Judge Hernandez is technically correct: I was unable to find a case holding, in the specific context of applying a negligence standard because the defendant is a media entity, that bloggers are journalists and that blogs are media. But there ARE cases holding that bloggers are journalists and that blogs are media. Two prominent examples are O'Grady v. Superior Court, 139 Cal.App.4th 1423, 44 Cal.Rptr.3d 72 (Cal. App., 6th Dist., 2006) (involving California's shield law) and Mortgage Specialists, Inc. v. Implode-Explode Heavy Indus., Inc., 160 N.H. 227, 999 A.2d 184 (N.H. 2010) (New Hampshire's constitutional journalist's privilege).
As pointed out by Forbes magazine, there may be other reasons that Cox is not a journalist. But that should not affect the legal standard, and it is unreasonable for Judge Hernandez to expect there to have already been an Oregon case holding that a blog or web site was "media" for the Gertz rule regarding the plaintiff's burden of proof in cases against media defendants. Even though the Internet has been around for almost two decades now, it is still too new, and appellate decisions involving the web are still too few (though growing), for that issue to have already been litigated.

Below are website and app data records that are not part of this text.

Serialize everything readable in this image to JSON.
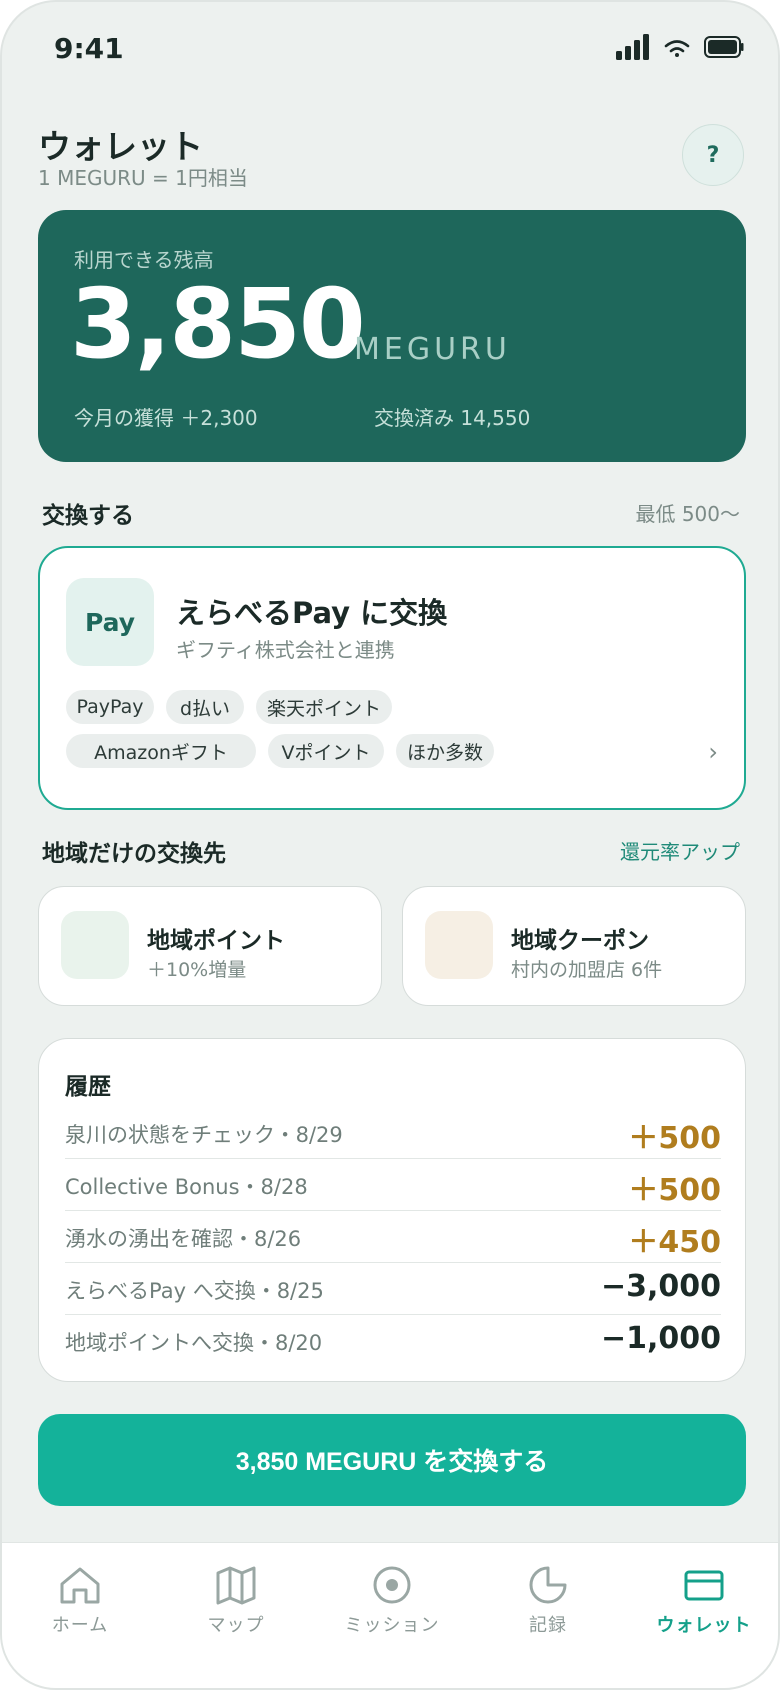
{
  "status": {
    "time": "9:41"
  },
  "header": {
    "title": "ウォレット",
    "rate_note": "1 MEGURU = 1円相当",
    "help_label": "?"
  },
  "balance": {
    "label": "利用できる残高",
    "amount": "3,850",
    "unit": "MEGURU",
    "earned": "今月の獲得 ＋2,300",
    "exchanged": "交換済み 14,550"
  },
  "exchange_section": {
    "title": "交換する",
    "note": "最低 500〜"
  },
  "pay_card": {
    "logo": "Pay",
    "title": "えらべるPay に交換",
    "subtitle": "ギフティ株式会社と連携",
    "chips": [
      "PayPay",
      "d払い",
      "楽天ポイント",
      "Amazonギフト",
      "Vポイント",
      "ほか多数"
    ],
    "chevron": "›"
  },
  "local_section": {
    "title": "地域だけの交換先",
    "note": "還元率アップ",
    "cards": [
      {
        "title": "地域ポイント",
        "sub": "＋10%増量"
      },
      {
        "title": "地域クーポン",
        "sub": "村内の加盟店 6件"
      }
    ]
  },
  "history": {
    "title": "履歴",
    "rows": [
      {
        "label": "泉川の状態をチェック・8/29",
        "amount": "＋500",
        "kind": "gain"
      },
      {
        "label": "Collective Bonus・8/28",
        "amount": "＋500",
        "kind": "gain"
      },
      {
        "label": "湧水の湧出を確認・8/26",
        "amount": "＋450",
        "kind": "gain"
      },
      {
        "label": "えらべるPay へ交換・8/25",
        "amount": "−3,000",
        "kind": "spend"
      },
      {
        "label": "地域ポイントへ交換・8/20",
        "amount": "−1,000",
        "kind": "spend"
      }
    ]
  },
  "cta": {
    "label": "3,850 MEGURU を交換する"
  },
  "tabs": [
    {
      "label": "ホーム",
      "icon": "home-icon"
    },
    {
      "label": "マップ",
      "icon": "map-icon"
    },
    {
      "label": "ミッション",
      "icon": "target-icon"
    },
    {
      "label": "記録",
      "icon": "pie-chart-icon"
    },
    {
      "label": "ウォレット",
      "icon": "wallet-icon",
      "active": true
    }
  ],
  "colors": {
    "brand_dark": "#1e675b",
    "accent": "#14b29a",
    "gain": "#b07d1e",
    "spend": "#1b2a27",
    "background": "#edf1ef"
  }
}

It appears, however, that the cases that have found blogs to be media were not brought to this judge's attention. The fact that Cox is representing herself may have something to do with that.

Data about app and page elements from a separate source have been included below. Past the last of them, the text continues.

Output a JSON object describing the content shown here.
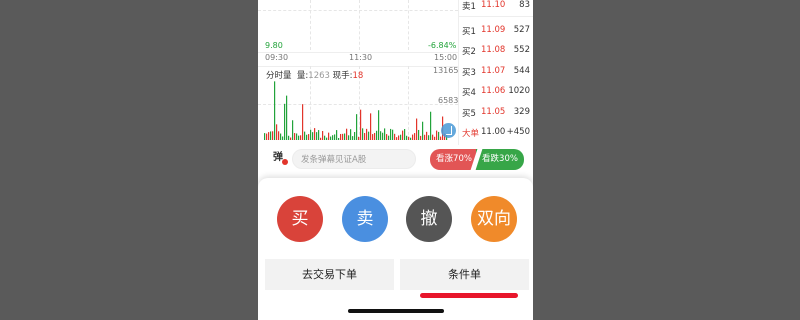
{
  "chart": {
    "left_price": "9.80",
    "change_pct": "-6.84%",
    "times": [
      "09:30",
      "11:30",
      "15:00"
    ],
    "volume_label": "分时量",
    "vol_label": "量:",
    "vol_value": "1263",
    "current_label": "现手:",
    "current_value": "18",
    "vol_axis_top": "13165",
    "vol_axis_mid": "6583"
  },
  "order_book": [
    {
      "label": "卖1",
      "price": "11.10",
      "volume": "83"
    },
    {
      "label": "买1",
      "price": "11.09",
      "volume": "527"
    },
    {
      "label": "买2",
      "price": "11.08",
      "volume": "552"
    },
    {
      "label": "买3",
      "price": "11.07",
      "volume": "544"
    },
    {
      "label": "买4",
      "price": "11.06",
      "volume": "1020"
    },
    {
      "label": "买5",
      "price": "11.05",
      "volume": "329"
    },
    {
      "label": "大单",
      "price": "11.00",
      "volume": "+450"
    }
  ],
  "danmu": {
    "icon_char": "弹",
    "placeholder": "发条弹幕见证A股",
    "bullish": "看涨70%",
    "bearish": "看跌30%",
    "bullish_ratio": 0.7
  },
  "actions": {
    "buy": "买",
    "sell": "卖",
    "cancel": "撤",
    "dual": "双向",
    "go_trade": "去交易下单",
    "condition_order": "条件单"
  },
  "colors": {
    "buy": "#d9433a",
    "sell": "#4a8fe0",
    "cancel": "#555555",
    "dual": "#f08a2a",
    "up": "#e2352b",
    "down": "#22a33a"
  }
}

The fact that Cox is writing on blogs does not prevent her from being categorized as a journalist under the law. A lawyer, however, she is not.
Eric P. Robinson is the deputy director of the Donald W. Reynolds Center for Courts and Media at the University of Nevada, Reno. He previously worked at the Media Law Resource Center and the Reporters Committee for Freedom of the Press. In addition to his posts here, Eric also blogs at www.bloglawonline.com.
(Photo courtesy of Flickr user Erik Kurtz under CC BY-NC-SA 2.0 license.)
Party Like its 1969
Judges are, quite simply, wrong to distinguish which publishers are "media" defendants and which are not when analyzing a defamation fault standard. Not only is the exercise fraught with peril, see Branzburg, but it applies a head mirror to cases that were intended (and expressly so) to be resounding, far-reaching statements of the importance of free speech in this country, such as Sullivan and Falwell.
At the time the Supreme Court was discovering the First Amendment's fault standard in defamation and similar claims, the only established means for mass communication were what Judge Hernandez describes as the "media." Today, that is simply and unarguably not the case. "Bloggers" are just as capable of contributing to the marketplace of ideas in a meaningful way as any professional information dissemination operation. As a result, limiting the term "media" to its 1969 definition is not only unsound, but is a crabbed view of a term that is intended to be broad and all-encompassing -- the First Amendment, after all, applies to the lonely pamphleteer with equal force.
Rob Arcamona is a legal fellow at the Student Press Law Center (www.splc.org).
Excuse me if I am mistaken, but I believe the sentence: "Judge Hernandez focused on the list, and found that Cox did fit under any of these categories." I believe the the sentence is missing the word "not" after "did".
Thanks for pointing out the typo. I've fixed that, and also clarified the sentence regarding Forbes' findings and the legal standard for protection.
Eric P. Robinson